Where in the listing does the word "value" appear? Report each line that holds it.
AVAILABLE DATA section start
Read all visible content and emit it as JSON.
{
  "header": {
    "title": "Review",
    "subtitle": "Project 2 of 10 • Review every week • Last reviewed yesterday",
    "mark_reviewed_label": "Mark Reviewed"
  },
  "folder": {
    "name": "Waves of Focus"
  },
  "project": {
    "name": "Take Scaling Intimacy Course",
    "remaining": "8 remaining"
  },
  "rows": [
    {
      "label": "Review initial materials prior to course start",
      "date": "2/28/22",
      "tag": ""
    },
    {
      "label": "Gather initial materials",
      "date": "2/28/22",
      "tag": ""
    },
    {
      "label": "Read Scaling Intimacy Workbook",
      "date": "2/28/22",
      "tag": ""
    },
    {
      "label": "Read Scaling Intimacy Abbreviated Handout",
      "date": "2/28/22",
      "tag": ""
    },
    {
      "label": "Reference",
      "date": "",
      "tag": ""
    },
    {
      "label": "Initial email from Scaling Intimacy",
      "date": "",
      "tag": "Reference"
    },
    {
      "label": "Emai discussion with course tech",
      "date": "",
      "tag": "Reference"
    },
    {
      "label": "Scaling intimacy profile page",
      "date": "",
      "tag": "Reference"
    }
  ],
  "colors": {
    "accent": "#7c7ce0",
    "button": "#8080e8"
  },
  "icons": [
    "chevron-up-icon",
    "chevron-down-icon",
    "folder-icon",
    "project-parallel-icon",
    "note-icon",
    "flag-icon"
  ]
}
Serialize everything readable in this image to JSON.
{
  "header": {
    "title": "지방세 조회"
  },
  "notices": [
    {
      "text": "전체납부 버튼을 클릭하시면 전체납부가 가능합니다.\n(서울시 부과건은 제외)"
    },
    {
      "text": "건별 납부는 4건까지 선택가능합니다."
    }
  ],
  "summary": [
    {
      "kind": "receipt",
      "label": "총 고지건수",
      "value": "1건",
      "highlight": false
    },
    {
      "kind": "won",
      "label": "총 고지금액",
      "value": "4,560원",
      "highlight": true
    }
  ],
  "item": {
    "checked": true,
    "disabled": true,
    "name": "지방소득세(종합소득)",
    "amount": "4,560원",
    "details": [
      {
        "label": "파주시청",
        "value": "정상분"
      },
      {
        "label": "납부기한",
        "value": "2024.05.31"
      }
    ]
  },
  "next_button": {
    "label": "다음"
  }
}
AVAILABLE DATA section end
| RESPONSE BELOW |
      "value": "1건",
      "value": "4,560원",
        "value": "정상분"
        "value": "2024.05.31"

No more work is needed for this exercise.